The year ahead
2014 could have a decisive impact on reshaping our identities. Alex Salmond will put the challenge that Britain, as a political union, belongs to the past. Nigel Farage will ask whether Britain is still Britain. We will also hear competing arguments about different visions of national identity – as we argue about whether to end the UK or to mend it; how far British identity can accommodate a growing sense of Scottish, English, Welsh and Irish identity, or whether we have to choose between them; whether we would be better off out of the European club, or should stay in; when we want to welcome the positive contribution of immigration, and how far we want to restrict it to reduce the pace of change; how Britain should engage with intensified competition in a changing global economy, and what our foreign policy says about the role we want to play in the world.
All of these will be arguments about identity as well as interests. All of them involve choices. None of them can be settled by simple appeals to what the evidence proves. Trying to argue about and calculate what different choices might mean in pounds and pence will matter to the decisions that people want to make. But it will often be the case that the argument about what sort of country we think we are, and want to be in the future, will matter as much, and perhaps more. Questions of identity can sometimes trump economics too.

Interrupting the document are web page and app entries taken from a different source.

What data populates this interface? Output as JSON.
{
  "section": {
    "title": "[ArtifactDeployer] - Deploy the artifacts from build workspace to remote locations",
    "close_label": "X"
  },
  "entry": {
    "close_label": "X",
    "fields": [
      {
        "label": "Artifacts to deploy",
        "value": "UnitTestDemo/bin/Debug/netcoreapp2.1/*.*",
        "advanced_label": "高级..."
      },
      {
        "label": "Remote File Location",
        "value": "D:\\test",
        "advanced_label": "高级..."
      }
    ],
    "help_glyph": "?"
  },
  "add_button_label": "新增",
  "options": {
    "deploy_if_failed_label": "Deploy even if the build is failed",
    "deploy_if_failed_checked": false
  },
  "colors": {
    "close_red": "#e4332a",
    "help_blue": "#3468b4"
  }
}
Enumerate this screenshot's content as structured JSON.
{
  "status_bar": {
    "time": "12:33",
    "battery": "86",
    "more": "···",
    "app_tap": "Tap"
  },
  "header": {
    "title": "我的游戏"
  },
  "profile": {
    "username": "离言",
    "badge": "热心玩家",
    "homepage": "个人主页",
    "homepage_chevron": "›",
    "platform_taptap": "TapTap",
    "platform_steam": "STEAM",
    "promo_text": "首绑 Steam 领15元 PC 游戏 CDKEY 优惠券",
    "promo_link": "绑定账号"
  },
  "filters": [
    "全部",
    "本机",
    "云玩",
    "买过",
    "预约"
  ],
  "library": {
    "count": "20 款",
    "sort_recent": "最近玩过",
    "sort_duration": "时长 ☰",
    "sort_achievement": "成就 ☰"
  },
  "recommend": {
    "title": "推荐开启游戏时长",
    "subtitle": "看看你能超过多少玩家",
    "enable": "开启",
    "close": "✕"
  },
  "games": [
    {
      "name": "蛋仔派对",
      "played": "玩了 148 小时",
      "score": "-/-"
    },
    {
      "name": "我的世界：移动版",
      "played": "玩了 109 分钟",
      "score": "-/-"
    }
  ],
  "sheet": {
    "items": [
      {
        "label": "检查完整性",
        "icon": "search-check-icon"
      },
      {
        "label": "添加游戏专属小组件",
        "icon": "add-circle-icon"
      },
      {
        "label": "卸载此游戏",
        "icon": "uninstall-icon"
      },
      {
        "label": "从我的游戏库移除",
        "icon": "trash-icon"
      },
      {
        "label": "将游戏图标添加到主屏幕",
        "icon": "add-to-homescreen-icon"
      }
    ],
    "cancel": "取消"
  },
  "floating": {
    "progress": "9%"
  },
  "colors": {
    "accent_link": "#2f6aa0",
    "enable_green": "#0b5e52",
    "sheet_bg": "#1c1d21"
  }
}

It could be a year of rupture, in which our identities fragment in the face of apparently existential challenges, but it could also prove to be one of adaptation.
The adaptability of British identity is easily underestimated. Perhaps we too easily forget that, properly understood, it is not really a national identity but rather the civic identity of a multi-national state. What it means to be British has changed a great deal in a generation or two, in a powerful and positive way. British identity became decisively more plural over the last 25 years. One foundational question of who “we” are in a multi-faith and multi-ethnic society was decisively settled, more confidently than has been the case elsewhere in Europe. Since the 1990s, we have found considerably more public space for an increasingly confident modern Scottish and Welsh identity, though we have struggled to do anything similar to give Englishness a voice, or to turn the absence of conflict in Northern Ireland into a deeper engagement in the most divided part of Britain.

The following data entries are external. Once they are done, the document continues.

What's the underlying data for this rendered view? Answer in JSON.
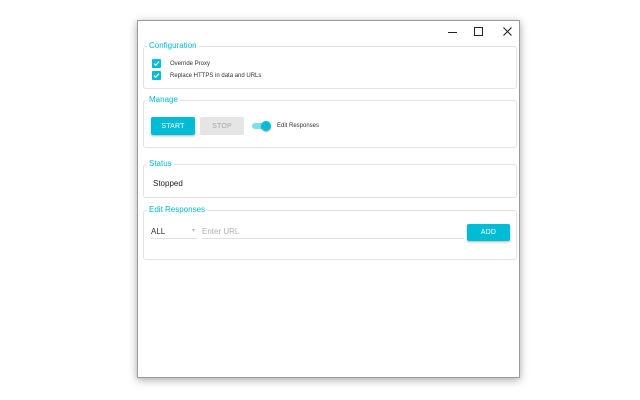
{
  "window": {
    "controls": {
      "minimize": "minimize-icon",
      "maximize": "maximize-icon",
      "close": "close-icon"
    }
  },
  "configuration": {
    "title": "Configuration",
    "options": [
      {
        "label": "Override Proxy",
        "checked": true
      },
      {
        "label": "Replace HTTPS in data and URLs",
        "checked": true
      }
    ]
  },
  "manage": {
    "title": "Manage",
    "start_label": "START",
    "stop_label": "STOP",
    "toggle_label": "Edit Responses",
    "toggle_on": true
  },
  "status": {
    "title": "Status",
    "value": "Stopped"
  },
  "edit_responses": {
    "title": "Edit Responses",
    "method_selected": "ALL",
    "url_placeholder": "Enter URL",
    "url_value": "",
    "add_label": "ADD"
  },
  "colors": {
    "accent": "#00bcd4",
    "accent_light": "#80deea",
    "disabled": "#e5e5e5"
  }
}
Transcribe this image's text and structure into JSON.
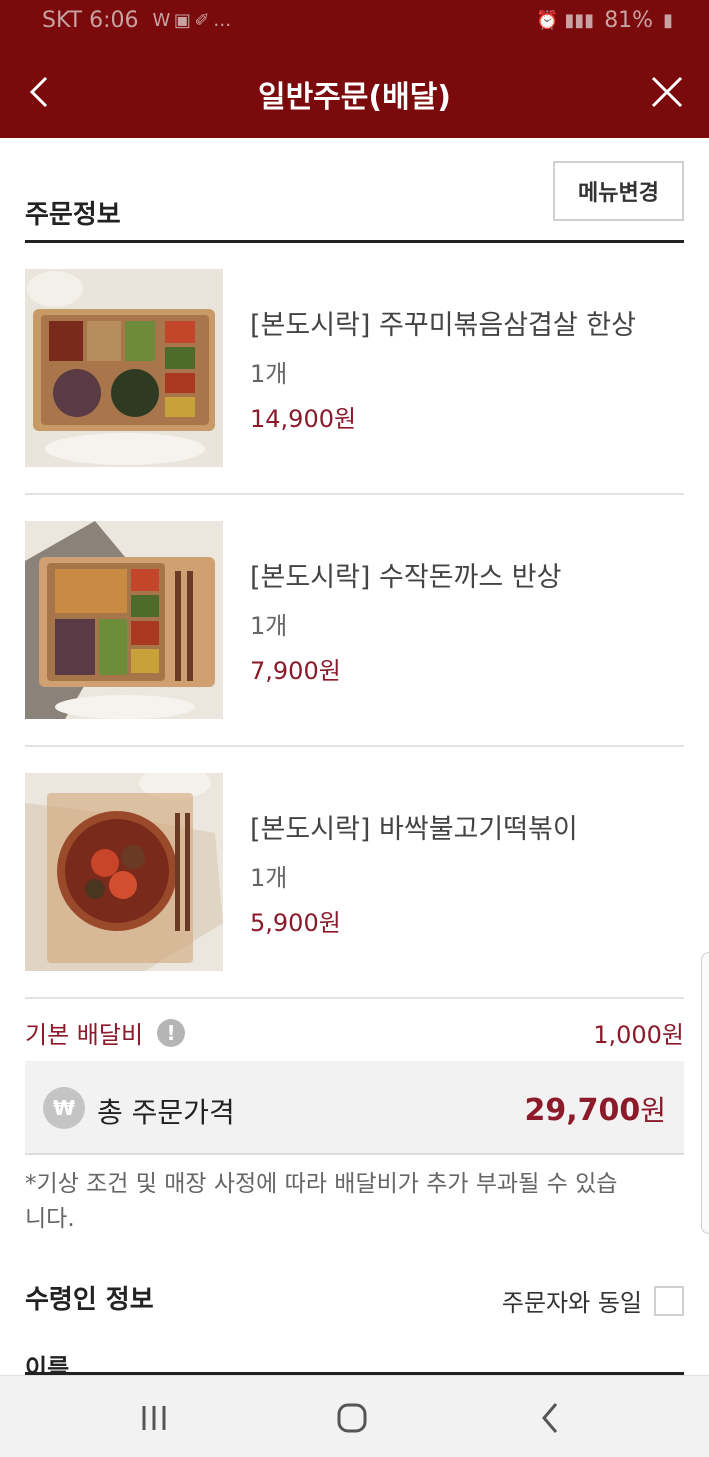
{
  "status_bar": {
    "carrier_time": "SKT 6:06",
    "notif_icons": "W ▣ ✐ …",
    "battery": "81%"
  },
  "header": {
    "title": "일반주문(배달)",
    "bg_color": "#7a0a0b"
  },
  "order_info": {
    "title": "주문정보",
    "menu_change_label": "메뉴변경",
    "items": [
      {
        "name": "[본도시락] 주꾸미볶음삼겹살 한상",
        "qty": "1개",
        "price": "14,900원",
        "image_icon": "lunchbox-photo"
      },
      {
        "name": "[본도시락] 수작돈까스 반상",
        "qty": "1개",
        "price": "7,900원",
        "image_icon": "lunchbox-photo"
      },
      {
        "name": "[본도시락] 바싹불고기떡볶이",
        "qty": "1개",
        "price": "5,900원",
        "image_icon": "tteokbokki-photo"
      }
    ]
  },
  "delivery": {
    "fee_label": "기본 배달비",
    "info_icon": "!",
    "fee_value": "1,000원"
  },
  "total": {
    "won_icon": "₩",
    "label": "총 주문가격",
    "value": "29,700",
    "unit": "원"
  },
  "notice": "*기상 조건 및 매장 사정에 따라 배달비가 추가 부과될 수 있습니다.",
  "recipient": {
    "title": "수령인 정보",
    "same_as_orderer_label": "주문자와 동일",
    "same_as_orderer_checked": false,
    "name_label": "이름"
  },
  "accent_color": "#8b1a2a"
}
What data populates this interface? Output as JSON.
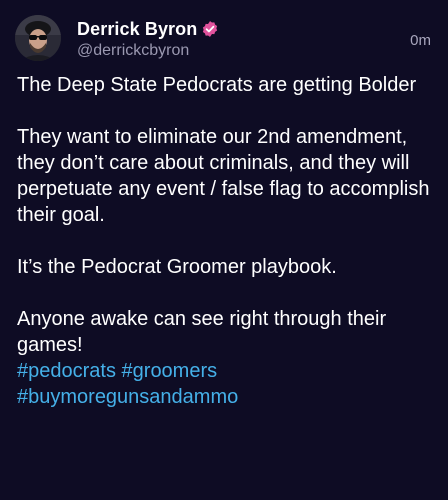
{
  "post": {
    "author": {
      "display_name": "Derrick Byron",
      "handle": "@derrickcbyron",
      "verified_badge_color": "#e0529c",
      "avatar_icon": "avatar-photo"
    },
    "timestamp": "0m",
    "paragraphs": [
      "The Deep State Pedocrats are getting Bolder",
      "They want to eliminate our 2nd amendment, they don’t care about criminals, and they will perpetuate any event / false flag to accomplish their goal.",
      "It’s the Pedocrat Groomer playbook.",
      "Anyone awake can see right through their games!"
    ],
    "hashtags": [
      "#pedocrats",
      "#groomers",
      "#buymoregunsandammo"
    ]
  },
  "colors": {
    "background": "#0e0c24",
    "text": "#ffffff",
    "secondary_text": "#9a98b0",
    "link": "#45b0e8"
  }
}
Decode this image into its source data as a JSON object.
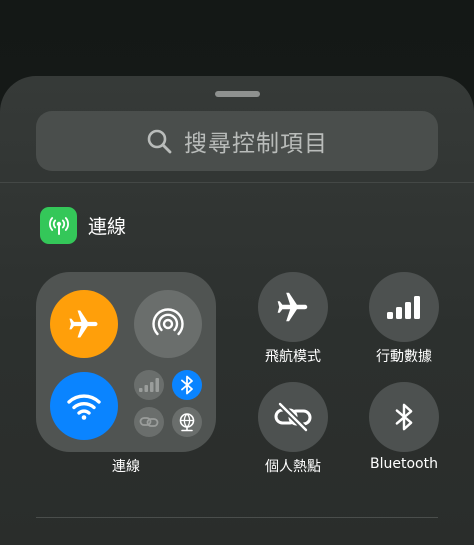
{
  "search": {
    "placeholder": "搜尋控制項目"
  },
  "section": {
    "title": "連線",
    "icon": "antenna-icon"
  },
  "module": {
    "label": "連線",
    "buttons": {
      "airplane": {
        "icon": "airplane-icon",
        "color": "#ff9f0a",
        "active": true
      },
      "airdrop": {
        "icon": "airdrop-icon",
        "active": false
      },
      "wifi": {
        "icon": "wifi-icon",
        "color": "#0a84ff",
        "active": true
      },
      "cellular": {
        "icon": "cellular-icon",
        "active": false
      },
      "bluetooth": {
        "icon": "bluetooth-icon",
        "color": "#0a84ff",
        "active": true
      },
      "hotspot": {
        "icon": "link-icon",
        "active": false
      },
      "vpn": {
        "icon": "globe-network-icon",
        "active": false
      }
    }
  },
  "tiles": [
    {
      "label": "飛航模式",
      "icon": "airplane-icon"
    },
    {
      "label": "行動數據",
      "icon": "cellular-icon"
    },
    {
      "label": "個人熱點",
      "icon": "hotspot-icon"
    },
    {
      "label": "Bluetooth",
      "icon": "bluetooth-icon"
    }
  ],
  "colors": {
    "accent_orange": "#ff9f0a",
    "accent_blue": "#0a84ff",
    "accent_green": "#34c759"
  }
}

So this will clearly be a year when national identity will matter – when, in several important aspects, it will be up for grabs. Few of the outcomes of these debates are pre-determined – which is why anybody with an interest in which choices we make is likely to find themselves grappling with questions of identity. I want to see a British identity which shows that it has the capacity to adapt again, to give us the confidence that our democracy can address the anxieties that people feel today, about the pace of economic and cultural change, about how we manage immigration and promote integration, so that we do create a society that people want to share.
But, if I haven’t managed to persuade you tonight of the importance of grappling with questions of identity, I might leave you with one final, modest piece of advice. If you don’t want to think about national identity, you might find that you would enjoy next year more if you were to spend it somewhere else.
- Sunder Katwala is Director of British Future. This is the text of the Ralph Miliband memorial lecture which he gave at the London School of Economics on Tuesday 3rd December 2014, on the theme ‘Is there a progressive case for national identity?’